  • The number 4 is considered unlucky as it sounds similar to the word for death.
  • Number 5 is associated with the five elements: earth, water, fire, wind, and void.
  • Number 6 is considered lucky and often associated with wealth and success.
  • The number 7 is believed to bring good luck and fortune.
  • Number 8 is considered highly fortunate and associated with wealth and prosperity.
  • Number 9 is associated with longevity and eternity.
  • The number 0 is often seen as a symbol of emptiness or nothingness.

The Chinese numeral system, steeped in history and tradition, continues to be a significant part of everyday life in China. While the Arabic numeral system is primarily used in modern settings, the character-based number systems still hold their place, especially in areas like finance and banking. These systems are employed when writing amounts on forms for remitting money at banks, reflecting a fascinating blend of ancient and modern practices in Chinese numerals.

What Number System Is Used in China?

China has a fascinating history when it comes to number systems. While the Arabic numeral system, which is used globally, was introduced to China by Europeans in the 17th century, the Chinese character-based number systems still have their place. These character-based systems are predominantly used in financial contexts and are seen on forms when writing amounts for remittance at a bank.

The Chinese character-based number system is a complex and unique way of representing numbers. Each number from one to 10 has it’s own distinct character, making it quite different from the straightforward Arabic numerals we’re accustomed to. For example, the character for one is “一” (yī), while the character for two is “二” (èr).

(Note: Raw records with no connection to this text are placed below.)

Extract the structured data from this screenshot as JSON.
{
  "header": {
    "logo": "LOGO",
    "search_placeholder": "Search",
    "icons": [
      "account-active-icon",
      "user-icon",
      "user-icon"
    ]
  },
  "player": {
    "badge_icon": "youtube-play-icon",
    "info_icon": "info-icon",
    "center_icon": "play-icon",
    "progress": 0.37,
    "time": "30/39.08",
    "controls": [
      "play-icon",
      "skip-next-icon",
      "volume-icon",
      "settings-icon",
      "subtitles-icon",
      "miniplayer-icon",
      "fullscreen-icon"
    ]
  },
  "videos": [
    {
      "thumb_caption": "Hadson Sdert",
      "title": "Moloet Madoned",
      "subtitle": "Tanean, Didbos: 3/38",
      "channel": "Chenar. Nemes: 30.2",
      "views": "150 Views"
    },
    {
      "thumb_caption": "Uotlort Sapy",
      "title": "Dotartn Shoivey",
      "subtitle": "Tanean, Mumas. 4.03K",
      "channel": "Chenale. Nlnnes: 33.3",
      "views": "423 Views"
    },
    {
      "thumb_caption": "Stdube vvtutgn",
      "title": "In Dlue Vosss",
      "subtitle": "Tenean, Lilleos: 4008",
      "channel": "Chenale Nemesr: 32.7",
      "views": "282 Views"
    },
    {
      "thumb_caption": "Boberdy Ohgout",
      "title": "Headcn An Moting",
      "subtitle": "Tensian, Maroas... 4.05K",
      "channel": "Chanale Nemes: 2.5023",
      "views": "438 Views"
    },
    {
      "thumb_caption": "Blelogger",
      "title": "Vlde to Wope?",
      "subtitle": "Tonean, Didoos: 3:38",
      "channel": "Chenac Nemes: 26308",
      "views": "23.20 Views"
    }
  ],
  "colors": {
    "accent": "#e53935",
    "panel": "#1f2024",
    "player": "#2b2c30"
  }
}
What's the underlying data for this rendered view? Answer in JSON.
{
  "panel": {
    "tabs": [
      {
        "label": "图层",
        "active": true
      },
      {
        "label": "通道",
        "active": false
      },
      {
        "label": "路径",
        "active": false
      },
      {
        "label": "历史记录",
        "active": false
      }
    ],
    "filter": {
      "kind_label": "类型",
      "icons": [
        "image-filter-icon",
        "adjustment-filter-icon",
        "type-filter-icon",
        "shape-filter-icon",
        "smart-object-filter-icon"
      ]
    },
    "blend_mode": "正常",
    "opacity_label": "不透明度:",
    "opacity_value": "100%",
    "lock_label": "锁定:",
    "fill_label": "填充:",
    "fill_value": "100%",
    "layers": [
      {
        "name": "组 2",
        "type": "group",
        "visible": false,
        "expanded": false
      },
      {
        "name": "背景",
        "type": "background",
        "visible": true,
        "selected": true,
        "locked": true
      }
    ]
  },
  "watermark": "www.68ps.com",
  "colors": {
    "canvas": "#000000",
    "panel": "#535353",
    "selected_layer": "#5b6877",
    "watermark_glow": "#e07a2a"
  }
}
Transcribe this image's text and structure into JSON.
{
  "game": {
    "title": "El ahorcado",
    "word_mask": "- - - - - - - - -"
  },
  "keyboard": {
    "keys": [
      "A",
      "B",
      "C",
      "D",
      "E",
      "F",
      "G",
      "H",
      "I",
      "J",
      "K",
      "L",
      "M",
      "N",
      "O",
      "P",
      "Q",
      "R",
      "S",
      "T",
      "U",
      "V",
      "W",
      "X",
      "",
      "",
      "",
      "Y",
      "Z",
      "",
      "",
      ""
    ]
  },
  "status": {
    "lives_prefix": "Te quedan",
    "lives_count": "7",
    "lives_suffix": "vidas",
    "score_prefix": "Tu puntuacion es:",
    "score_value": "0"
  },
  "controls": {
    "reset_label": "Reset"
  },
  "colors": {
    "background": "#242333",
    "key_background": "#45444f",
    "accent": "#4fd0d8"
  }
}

One interesting aspect of the Chinese number system is that it’s a separate set of characters for counting days, months, and years. These characters are used in calendars and other time-related contexts. For instance, the character for “day” is “日” (rì), and the character for “month” is “月” (yuè).

The History of Number Systems in China: This Topic Would Explore the Origins and Development of Number Systems in China, Including the Early Use of Rod Numerals and the Eventual Adoption of the Arabic Numeral System.

The history of number systems in China is a fascinating journey that dates back centuries. The Chinese number system has evolved from it’s early use of rod numerals, a system where notches were carved into rods to represent numbers. This early system was later replaced by the adoption of the Arabic numeral system, which is now widely used in China and around the world. Exploring the origins and development of number systems in China provides insight into the cultural and mathematical advancements of the Chinese civilization.

Watch this video on YouTube:

https://www.youtube.com/watch?v=d6O2xpq_Lo0

Conclusion

This system diverges from the one to which we’re accustomed, offering a fascinating insight into the linguistic and cultural nuances of counting in Chinese. Understanding this system reinforces the richness and complexity of Chinese language and culture, unveiling the importance of numbers in communication and everyday life.

Scroll to Top